  • I am already using {fmt} all over my projects but having it in the std would be great.
  • So happy this is steadily transitioning in std. One of the best formatting (and i/o) libs out there overall. Even without the localization argument, I’ve always found iostreams to be less convenient.

Yes, I know it sounds like a bad commercial, but I am pretty sure these comments are genuine.

Oh, and if somebody in WG21 still has any doubts about what-C++ developers want to use for human-readable formatting, please let me know: I’ll organize a survey to get more formal numbers.


We took a look at std::ostream and issues with its real-world usage when formatting output intended for human beings. As a side note, we observed that most of the problems with std::ostream in this context arise from it working as a stream (either char stream, or word/token stream) while human beings tend to communicate in phrases or sentences, and one thing std::ostream is badly lacking is support for those phrases/sentences so ubiquitous in the real world.

Moreover, as we noted, there is more than one library out there which not only has all the advantages of ostream over printf() but also fixes all the drawbacks of the ostream we listed above. IMNSHO, there is no question of ‘what is better to use’ (that is, for human-readable outputs). This means that our (= ‘real-world C++ developers’) course of action is very clear:

  • Start using {fmt} as much as possible (well, you may choose some other library over {fmt}, but IMO fragmentation is a bad thing for such a library, so unless you have some very specific requirements, I suggest using {fmt} as a de facto standard). Aside from the direct benefits we’ll get from using it, it might help to iron out any subtle issues left (such as ‘how to implement compile-time type safety’), and to make the proposal to WG21 more solid.
  • Keep our fingers crossed hoping that WG21 will take the P0645R1 proposal into the standard (though with the pace of changes making through WG21, I will have to pray really hard that it happens before I retire <sad-wink />).


[C++ FAQ] C++ FAQ,

[fmt] A modern formatting library,

[Loganberry04] David ‘Loganberry’, Frithaes! – an Introduction to Colloquial Lapine!,

[Moria] IOStream Is Hopelessly Broken,

[N3506] Zhihao Yuan, A printf-like Interface for the Streams Library
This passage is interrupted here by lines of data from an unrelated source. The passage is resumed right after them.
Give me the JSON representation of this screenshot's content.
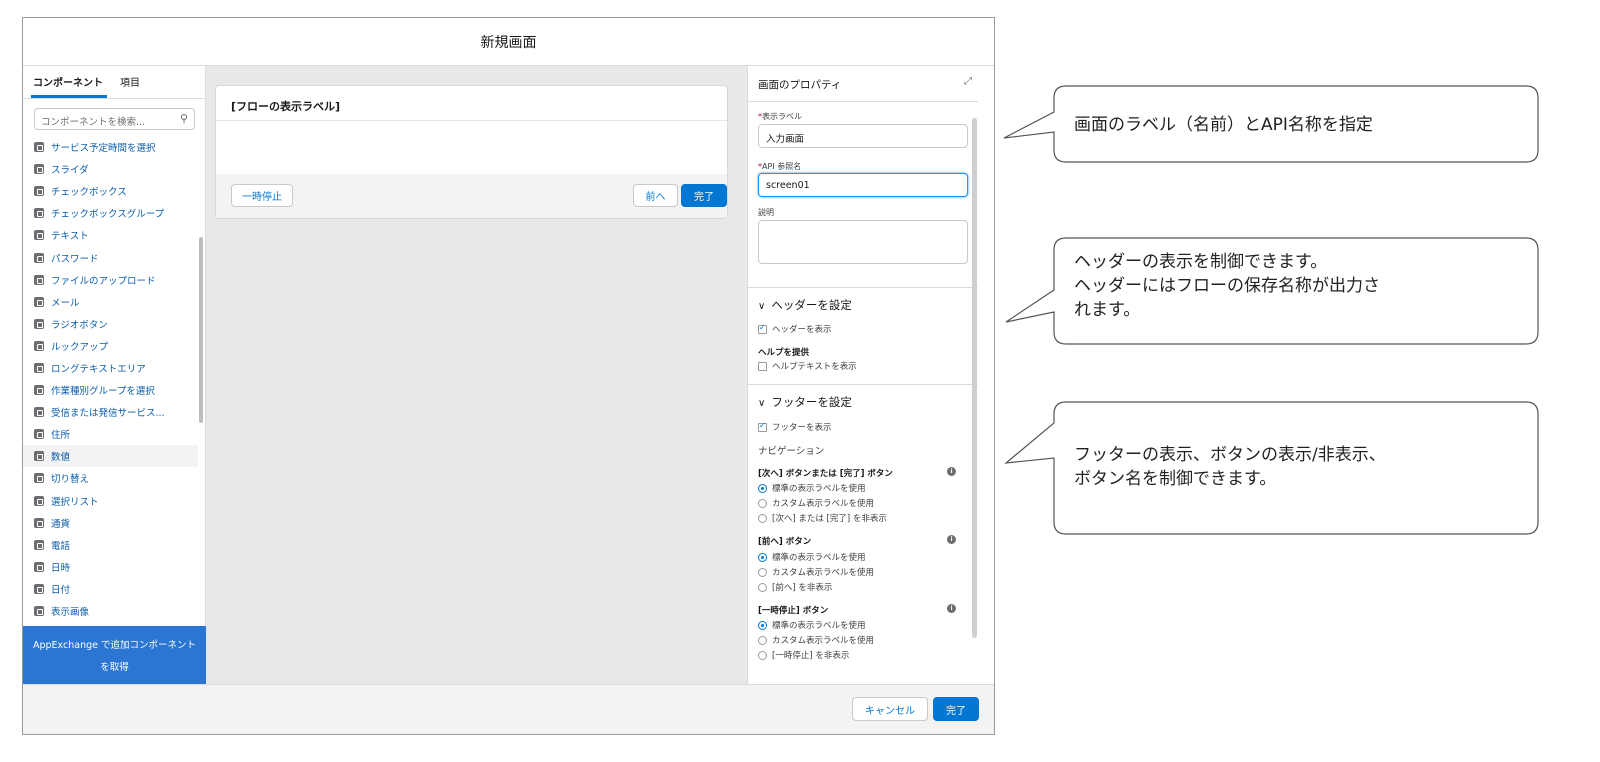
{
  "dialog": {
    "title": "新規画面",
    "cancel_label": "キャンセル",
    "done_label": "完了"
  },
  "palette": {
    "tab_components": "コンポーネント",
    "tab_fields": "項目",
    "search_placeholder": "コンポーネントを検索...",
    "items": [
      "サービス予定時間を選択",
      "スライダ",
      "チェックボックス",
      "チェックボックスグループ",
      "テキスト",
      "パスワード",
      "ファイルのアップロード",
      "メール",
      "ラジオボタン",
      "ルックアップ",
      "ロングテキストエリア",
      "作業種別グループを選択",
      "受信または発信サービス...",
      "住所",
      "数値",
      "切り替え",
      "選択リスト",
      "通貨",
      "電話",
      "日時",
      "日付",
      "表示画像"
    ],
    "selected_item": "数値",
    "appexchange_label": "AppExchange で追加コンポーネントを取得"
  },
  "canvas": {
    "screen_title": "[フローの表示ラベル]",
    "pause_label": "一時停止",
    "prev_label": "前へ",
    "finish_label": "完了"
  },
  "properties": {
    "title": "画面のプロパティ",
    "label_field_label": "表示ラベル",
    "label_field_value": "入力画面",
    "api_field_label": "API 参照名",
    "api_field_value": "screen01",
    "description_label": "説明",
    "header_section": "ヘッダーを設定",
    "show_header": "ヘッダーを表示",
    "help_heading": "ヘルプを提供",
    "show_help_text": "ヘルプテキストを表示",
    "footer_section": "フッターを設定",
    "show_footer": "フッターを表示",
    "navigation": "ナビゲーション",
    "next_finish_heading": "[次へ] ボタンまたは [完了] ボタン",
    "prev_heading": "[前へ] ボタン",
    "pause_heading": "[一時停止] ボタン",
    "opt_standard": "標準の表示ラベルを使用",
    "opt_custom": "カスタム表示ラベルを使用",
    "opt_hide_next_finish": "[次へ] または [完了] を非表示",
    "opt_hide_prev": "[前へ] を非表示",
    "opt_hide_pause": "[一時停止] を非表示"
  },
  "callouts": {
    "c1": "画面のラベル（名前）とAPI名称を指定",
    "c2_line1": "ヘッダーの表示を制御できます。",
    "c2_line2": "ヘッダーにはフローの保存名称が出力さ",
    "c2_line3": "れます。",
    "c3_line1": "フッターの表示、ボタンの表示/非表示、",
    "c3_line2": "ボタン名を制御できます。"
  }
}
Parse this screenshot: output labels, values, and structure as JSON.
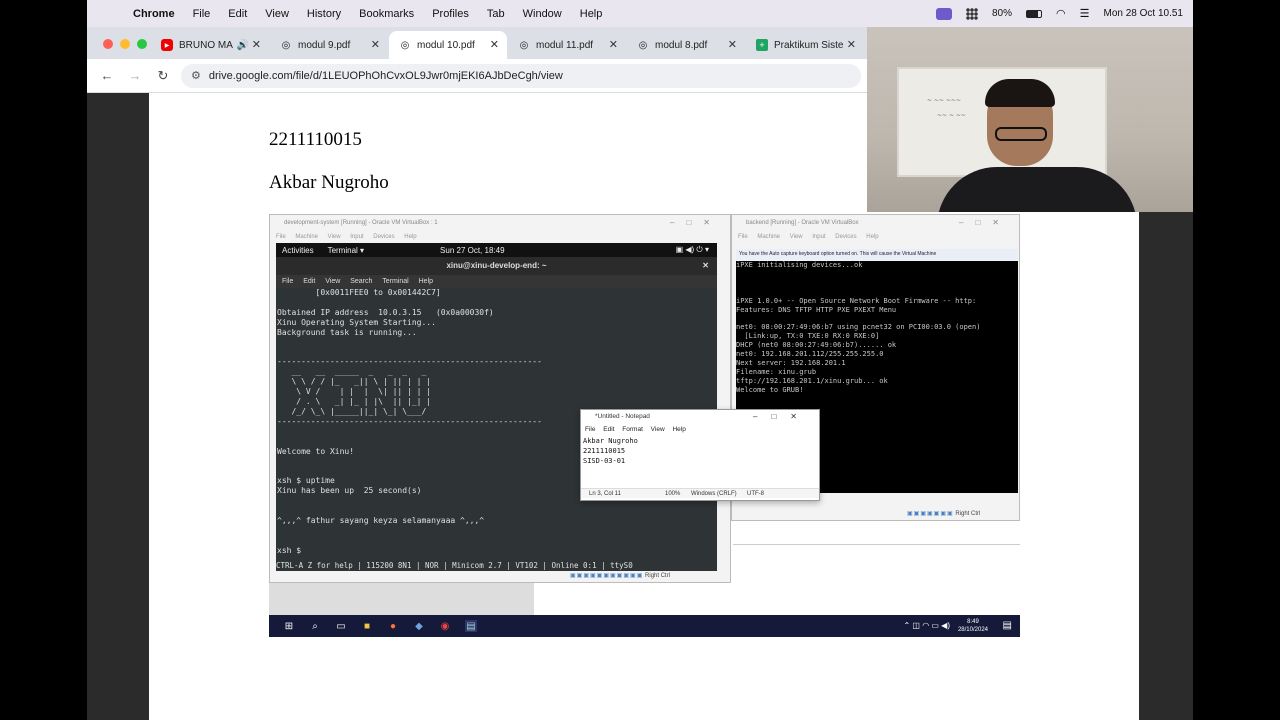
{
  "mac_menubar": {
    "app": "Chrome",
    "items": [
      "File",
      "Edit",
      "View",
      "History",
      "Bookmarks",
      "Profiles",
      "Tab",
      "Window",
      "Help"
    ],
    "battery": "80%",
    "datetime": "Mon 28 Oct  10.51"
  },
  "tabs": [
    {
      "label": "BRUNO MA",
      "icon": "youtube-icon"
    },
    {
      "label": "modul 9.pdf",
      "icon": "drive-icon"
    },
    {
      "label": "modul 10.pdf",
      "icon": "drive-icon"
    },
    {
      "label": "modul 11.pdf",
      "icon": "drive-icon"
    },
    {
      "label": "modul 8.pdf",
      "icon": "drive-icon"
    },
    {
      "label": "Praktikum Siste",
      "icon": "sheets-icon"
    }
  ],
  "address_bar": {
    "url": "drive.google.com/file/d/1LEUOPhOhCvxOL9Jwr0mjEKI6AJbDeCgh/view"
  },
  "document": {
    "student_id": "2211110015",
    "student_name": "Akbar Nugroho"
  },
  "vm_left": {
    "title": "development-system [Running] - Oracle VM VirtualBox : 1",
    "menu": "File  Machine  View  Input  Devices  Help",
    "gnome_activities": "Activities",
    "gnome_terminal": "Terminal ▾",
    "gnome_clock": "Sun 27 Oct, 18:49",
    "term_title": "xinu@xinu-develop-end: ~",
    "term_menu": "File Edit View Search Terminal Help",
    "console": "        [0x0011FEE0 to 0x001442C7]\n\nObtained IP address  10.0.3.15   (0x0a00030f)\nXinu Operating System Starting...\nBackground task is running...\n\n\n-------------------------------------------------------\n   __   __  _____  _   _  _   _\n   \\ \\ / / |_   _|| \\ | || | | |\n    \\ V /    | |  |  \\| || | | |\n    / . \\   _| |_ | |\\  || |_| |\n   /_/ \\_\\ |_____||_| \\_| \\___/\n-------------------------------------------------------\n\n\nWelcome to Xinu!\n\n\nxsh $ uptime\nXinu has been up  25 second(s)\n\n\n^,,,^ fathur sayang keyza selamanyaaa ^,,,^\n\n\nxsh $ ",
    "minicom_status": "CTRL-A Z for help | 115200 8N1 | NOR | Minicom 2.7 | VT102 | Online 0:1 | ttyS0",
    "host_key": "Right Ctrl"
  },
  "vm_right": {
    "title": "backend [Running] - Oracle VM VirtualBox",
    "menu": "File  Machine  View  Input  Devices  Help",
    "notice": "You have the Auto capture keyboard option turned on. This will cause the Virtual Machine",
    "console": "iPXE initialising devices...ok\n\n\n\niPXE 1.0.0+ -- Open Source Network Boot Firmware -- http:\nFeatures: DNS TFTP HTTP PXE PXEXT Menu\n\nnet0: 08:00:27:49:06:b7 using pcnet32 on PCI00:03.0 (open)\n  [Link:up, TX:0 TXE:0 RX:0 RXE:0]\nDHCP (net0 08:00:27:49:06:b7)...... ok\nnet0: 192.168.201.112/255.255.255.0\nNext server: 192.168.201.1\nFilename: xinu.grub\ntftp://192.168.201.1/xinu.grub... ok\nWelcome to GRUB!",
    "host_key": "Right Ctrl"
  },
  "notepad": {
    "title": "*Untitled - Notepad",
    "menu": "File  Edit  Format  View  Help",
    "content": "Akbar Nugroho\n2211110015\nSISD-03-01",
    "status_pos": "Ln 3, Col 11",
    "status_zoom": "100%",
    "status_eol": "Windows (CRLF)",
    "status_enc": "UTF-8"
  },
  "windows_taskbar": {
    "time": "8:49",
    "date": "28/10/2024"
  }
}
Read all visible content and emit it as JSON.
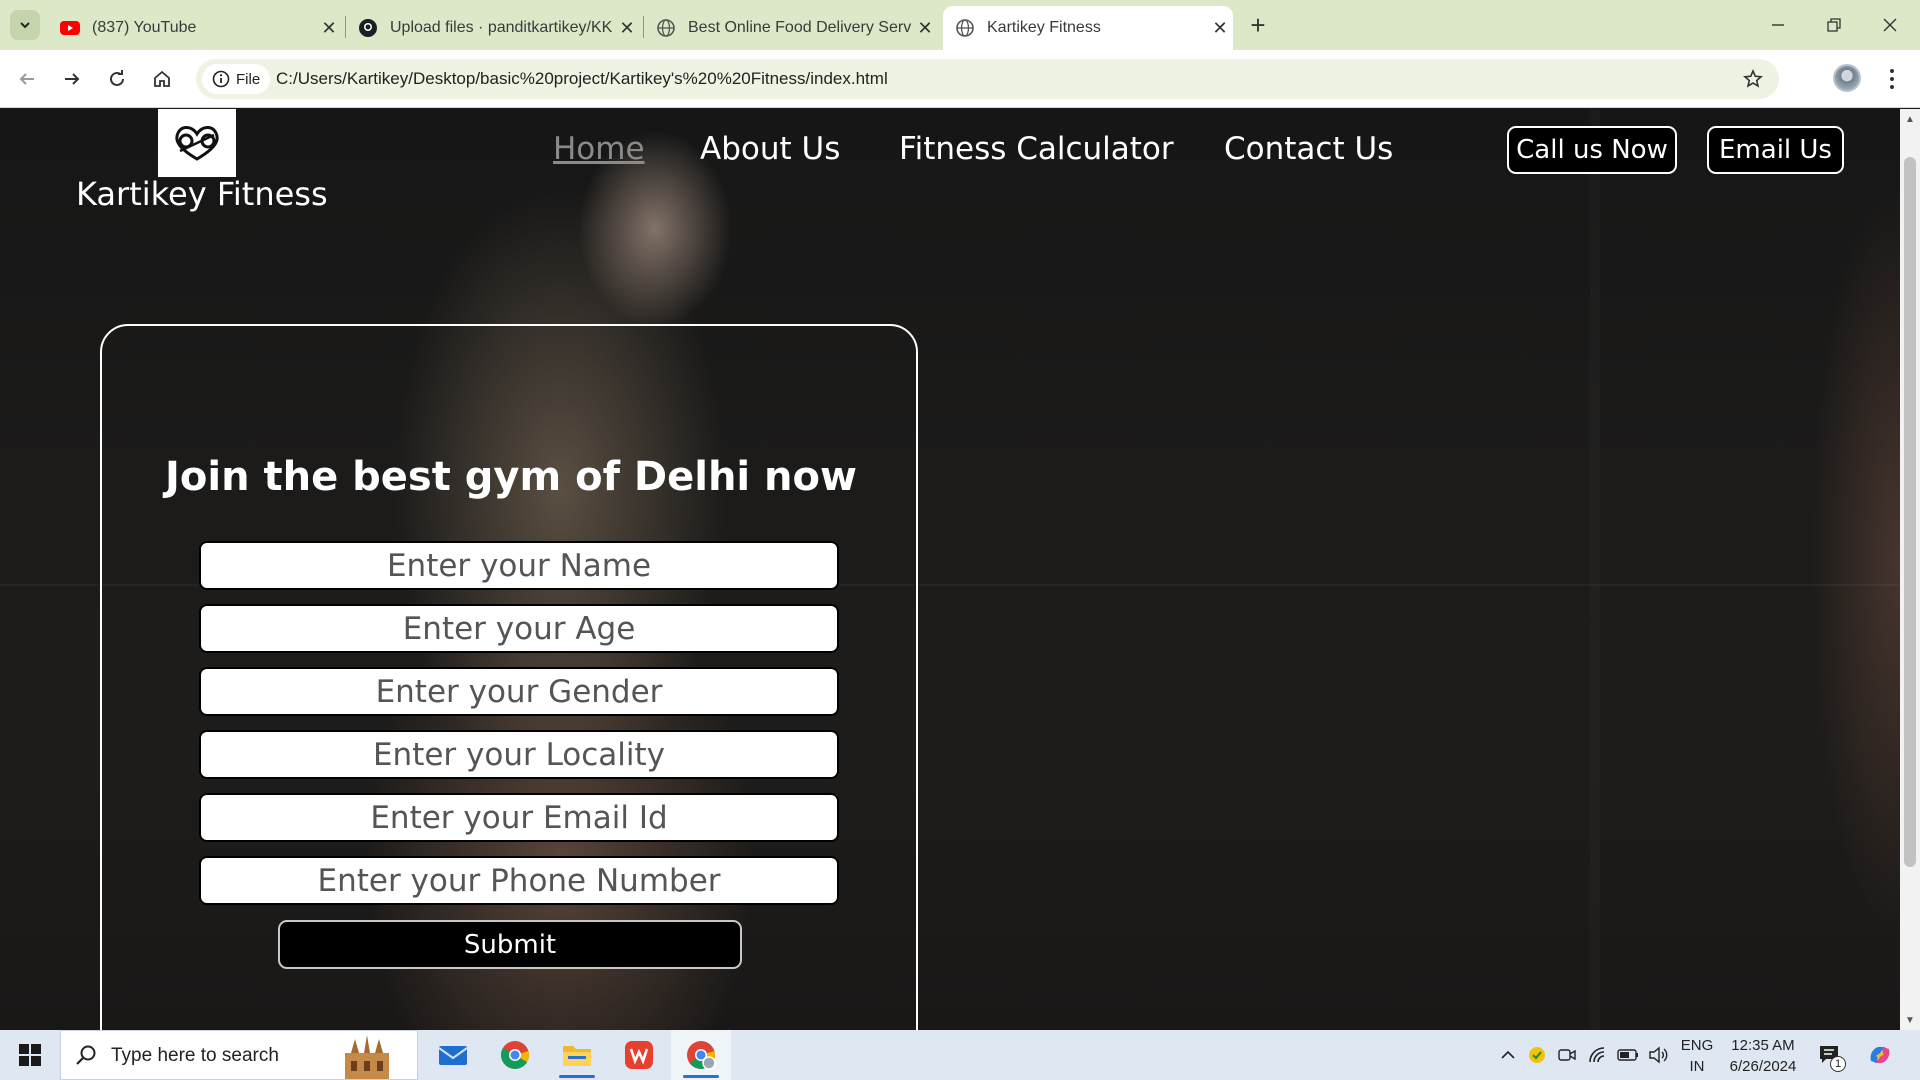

[NoBugs] ‘No Bugs’ Hare, #CPPCON2017. Day 1. Hope to get something-better-than-chevron-hell,

[P0053R7] Lawrence Crowl, Peter Sommerlad, Nicolai Josuttis, Pablo Halpern, C++ Synchronized Buffered Ostream,

[P0645R1] Victor Zverovich, Lee Howes. Text Formatting.

[Quora] When would you use fprintf instead of cerr/iostream in C++?,

[Reddit] A Chance to Get Readable Formatting: {fmt},

[StackOverflow] ‘printf’ vs. ‘cout’ in C++,

[Tomaszewski] Krzysztof Tomaszewski, Deriving from std::streambuf,


Cartoon by Sergey Gordeev from Gordeev Animation Graphics, Prague

Overload Journal #144 - April 2018 + Programming Topics